SANAA, Yemen — Yemen’s army battled al-Qaida militants in two contested southern towns, killing at least 26, the country’s Defense Ministry said Tuesday, part of its weeks-long offensive against the militants.
In a separate development, sectarian clashes in northern Yemen have left at least 16 dead over the past two days.
Yemen’s government has claimed for weeks that it is on the verge of recapturing Zinjibar, capital of the southern Abyan province, that fell to militants over a year ago, and that it is pushing on to the al-Qaida stronghold of Jaar. Battles in the two places rage on.
In the latest fighting, the ministry reported intense overnight clashes between government troops backed by artillery in Zinjibar and nearby Qut that left 23 dead, including Pakistani and Somali nationals.
Also, fighting in the town of Jaar left 10 al-Qaida fighters dead or wounded, military officials said. They spoke on condition of anonymity because they were not authorized to speak to reporters.
To the east of Zinjibar, four al-Qaida militants were killed and one wounded while preparing a car bomb in the coastal town of Shaqra, an official said.
On Monday, two suicide bombers tried to hit army barracks and checkpoints in the same town in an attempt to stop the military from advancing in the south, killing four army-allied militiamen. Al-Qaida has increasingly used suicide bombers and car bombs to try to halt the military offensive in the south, which started escalating May 12.
Al-Qaida-linked militants took advantage of Yemen’s political turmoil last year to seize broad swaths of territory in the south. The network’s branch in Yemen, known as al-Qaida in the Arabian Peninsula, was behind the failed Christmas 2009 attempt to bomb an American airliner and other attempted attacks.
In the north, sectarian clashes between hard-line Salafis and Hawthis, a Shiite group that joined last year’s uprising against Yemen’s president, have started up again in Saada, near the Saudi border. The city is dominated by Hawthis.
According to Hawthi spokesman Mohammed Abdel-Salam, four Hawthis were killed and six wounded in the clashes. He accused Saudi Arabia of supporting the Salafi groups against the Hawthis. A Salafi spokesman, Serour al-Wadie, said 12 Salafis were killed in the clashes.
Salafi groups live according to the ultra-conservative Wahhabi school of Islam. Saudi Arabia is the birthplace of Wahhabism.
Saudi Arabia was drawn into the conflict in November 2009 after rebels crossed the border and killed two Saudi border guards. Some 133 Saudi soldiers died in the fighting that followed.
The Hawthis fought a bloody six-year war against former president Ali Abdullah Saleh before reaching an agreement 2010 with Saleh, who then built the country’s biggest Wahhabi educational institute Saada.
During the yearlong uprising that forced Saleh to transfer power to his vice president in February, more than 200 people were killed in clashes between the Salafis and Hawthis before a cease-fire was brokered.

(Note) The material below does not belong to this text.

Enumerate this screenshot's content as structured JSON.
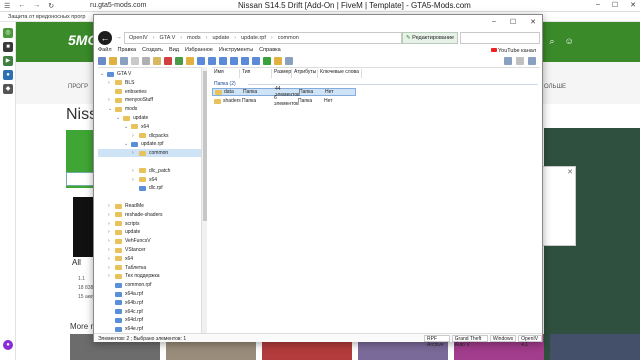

Some Salafis follow a militant ideology similar to al-Qaida’s, but they are not formally affiliated. Many Sunni extremists do not consider Shiites to be true Muslims. In recent months, al-Qaida has called on some of its forces to fight the Shiite Hawthis.